# TO DO
Give back all the data exactly as it was written.
>>
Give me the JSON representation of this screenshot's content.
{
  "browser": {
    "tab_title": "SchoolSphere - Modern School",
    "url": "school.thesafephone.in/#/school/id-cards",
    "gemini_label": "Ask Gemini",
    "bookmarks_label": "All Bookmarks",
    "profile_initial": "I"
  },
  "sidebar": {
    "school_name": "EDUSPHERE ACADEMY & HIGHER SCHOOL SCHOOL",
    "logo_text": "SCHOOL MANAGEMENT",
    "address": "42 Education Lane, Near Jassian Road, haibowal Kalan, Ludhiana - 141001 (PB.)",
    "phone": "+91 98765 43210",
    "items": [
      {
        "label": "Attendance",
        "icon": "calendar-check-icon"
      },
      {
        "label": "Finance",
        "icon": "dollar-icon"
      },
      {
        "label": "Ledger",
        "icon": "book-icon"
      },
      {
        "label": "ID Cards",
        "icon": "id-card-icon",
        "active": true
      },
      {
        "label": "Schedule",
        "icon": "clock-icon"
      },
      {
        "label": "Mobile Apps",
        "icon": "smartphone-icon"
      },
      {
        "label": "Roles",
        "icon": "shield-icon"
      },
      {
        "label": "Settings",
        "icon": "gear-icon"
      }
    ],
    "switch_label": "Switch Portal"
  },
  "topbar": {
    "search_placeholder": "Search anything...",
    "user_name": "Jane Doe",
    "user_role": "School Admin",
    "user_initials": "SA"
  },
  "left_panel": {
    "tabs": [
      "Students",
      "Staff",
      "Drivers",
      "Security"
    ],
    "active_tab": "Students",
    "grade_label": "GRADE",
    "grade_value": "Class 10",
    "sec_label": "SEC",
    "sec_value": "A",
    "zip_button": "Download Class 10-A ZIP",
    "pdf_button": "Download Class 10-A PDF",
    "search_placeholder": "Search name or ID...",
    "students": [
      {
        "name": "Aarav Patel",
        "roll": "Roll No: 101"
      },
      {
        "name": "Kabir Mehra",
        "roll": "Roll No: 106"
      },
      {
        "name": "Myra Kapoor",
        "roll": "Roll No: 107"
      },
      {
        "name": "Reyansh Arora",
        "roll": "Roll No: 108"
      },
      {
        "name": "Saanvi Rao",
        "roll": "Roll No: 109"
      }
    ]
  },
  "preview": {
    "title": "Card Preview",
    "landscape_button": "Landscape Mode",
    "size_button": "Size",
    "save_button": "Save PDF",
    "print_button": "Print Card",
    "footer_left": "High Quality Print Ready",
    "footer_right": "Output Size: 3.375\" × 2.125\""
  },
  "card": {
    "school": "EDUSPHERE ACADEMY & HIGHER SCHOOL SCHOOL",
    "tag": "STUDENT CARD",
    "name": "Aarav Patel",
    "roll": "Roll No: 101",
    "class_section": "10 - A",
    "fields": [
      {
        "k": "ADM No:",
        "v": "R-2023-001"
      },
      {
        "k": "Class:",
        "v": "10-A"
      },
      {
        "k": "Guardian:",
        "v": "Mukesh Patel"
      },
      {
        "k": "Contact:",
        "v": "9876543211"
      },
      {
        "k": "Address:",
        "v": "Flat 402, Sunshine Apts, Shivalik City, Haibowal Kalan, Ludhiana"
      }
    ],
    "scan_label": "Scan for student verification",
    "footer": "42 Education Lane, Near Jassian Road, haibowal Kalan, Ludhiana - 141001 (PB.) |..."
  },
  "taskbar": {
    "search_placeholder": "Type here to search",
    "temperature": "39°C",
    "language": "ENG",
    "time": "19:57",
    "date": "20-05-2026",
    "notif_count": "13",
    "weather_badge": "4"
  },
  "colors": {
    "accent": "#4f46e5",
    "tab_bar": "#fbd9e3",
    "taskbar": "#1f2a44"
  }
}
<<
# RESPONSE TO THE EXERCISE
Give me the JSON representation of this screenshot's content.
{
  "browser": {
    "tab_title": "SchoolSphere - Modern School",
    "url": "school.thesafephone.in/#/school/id-cards",
    "gemini_label": "Ask Gemini",
    "bookmarks_label": "All Bookmarks",
    "profile_initial": "I"
  },
  "sidebar": {
    "school_name": "EDUSPHERE ACADEMY & HIGHER SCHOOL SCHOOL",
    "logo_text": "SCHOOL MANAGEMENT",
    "address": "42 Education Lane, Near Jassian Road, haibowal Kalan, Ludhiana - 141001 (PB.)",
    "phone": "+91 98765 43210",
    "items": [
      {
        "label": "Attendance",
        "icon": "calendar-check-icon"
      },
      {
        "label": "Finance",
        "icon": "dollar-icon"
      },
      {
        "label": "Ledger",
        "icon": "book-icon"
      },
      {
        "label": "ID Cards",
        "icon": "id-card-icon",
        "active": true
      },
      {
        "label": "Schedule",
        "icon": "clock-icon"
      },
      {
        "label": "Mobile Apps",
        "icon": "smartphone-icon"
      },
      {
        "label": "Roles",
        "icon": "shield-icon"
      },
      {
        "label": "Settings",
        "icon": "gear-icon"
      }
    ],
    "switch_label": "Switch Portal"
  },
  "topbar": {
    "search_placeholder": "Search anything...",
    "user_name": "Jane Doe",
    "user_role": "School Admin",
    "user_initials": "SA"
  },
  "left_panel": {
    "tabs": [
      "Students",
      "Staff",
      "Drivers",
      "Security"
    ],
    "active_tab": "Students",
    "grade_label": "GRADE",
    "grade_value": "Class 10",
    "sec_label": "SEC",
    "sec_value": "A",
    "zip_button": "Download Class 10-A ZIP",
    "pdf_button": "Download Class 10-A PDF",
    "search_placeholder": "Search name or ID...",
    "students": [
      {
        "name": "Aarav Patel",
        "roll": "Roll No: 101"
      },
      {
        "name": "Kabir Mehra",
        "roll": "Roll No: 106"
      },
      {
        "name": "Myra Kapoor",
        "roll": "Roll No: 107"
      },
      {
        "name": "Reyansh Arora",
        "roll": "Roll No: 108"
      },
      {
        "name": "Saanvi Rao",
        "roll": "Roll No: 109"
      }
    ]
  },
  "preview": {
    "title": "Card Preview",
    "landscape_button": "Landscape Mode",
    "size_button": "Size",
    "save_button": "Save PDF",
    "print_button": "Print Card",
    "footer_left": "High Quality Print Ready",
    "footer_right": "Output Size: 3.375\" × 2.125\""
  },
  "card": {
    "school": "EDUSPHERE ACADEMY & HIGHER SCHOOL SCHOOL",
    "tag": "STUDENT CARD",
    "name": "Aarav Patel",
    "roll": "Roll No: 101",
    "class_section": "10 - A",
    "fields": [
      {
        "k": "ADM No:",
        "v": "R-2023-001"
      },
      {
        "k": "Class:",
        "v": "10-A"
      },
      {
        "k": "Guardian:",
        "v": "Mukesh Patel"
      },
      {
        "k": "Contact:",
        "v": "9876543211"
      },
      {
        "k": "Address:",
        "v": "Flat 402, Sunshine Apts, Shivalik City, Haibowal Kalan, Ludhiana"
      }
    ],
    "scan_label": "Scan for student verification",
    "footer": "42 Education Lane, Near Jassian Road, haibowal Kalan, Ludhiana - 141001 (PB.) |..."
  },
  "taskbar": {
    "search_placeholder": "Type here to search",
    "temperature": "39°C",
    "language": "ENG",
    "time": "19:57",
    "date": "20-05-2026",
    "notif_count": "13",
    "weather_badge": "4"
  },
  "colors": {
    "accent": "#4f46e5",
    "tab_bar": "#fbd9e3",
    "taskbar": "#1f2a44"
  }
}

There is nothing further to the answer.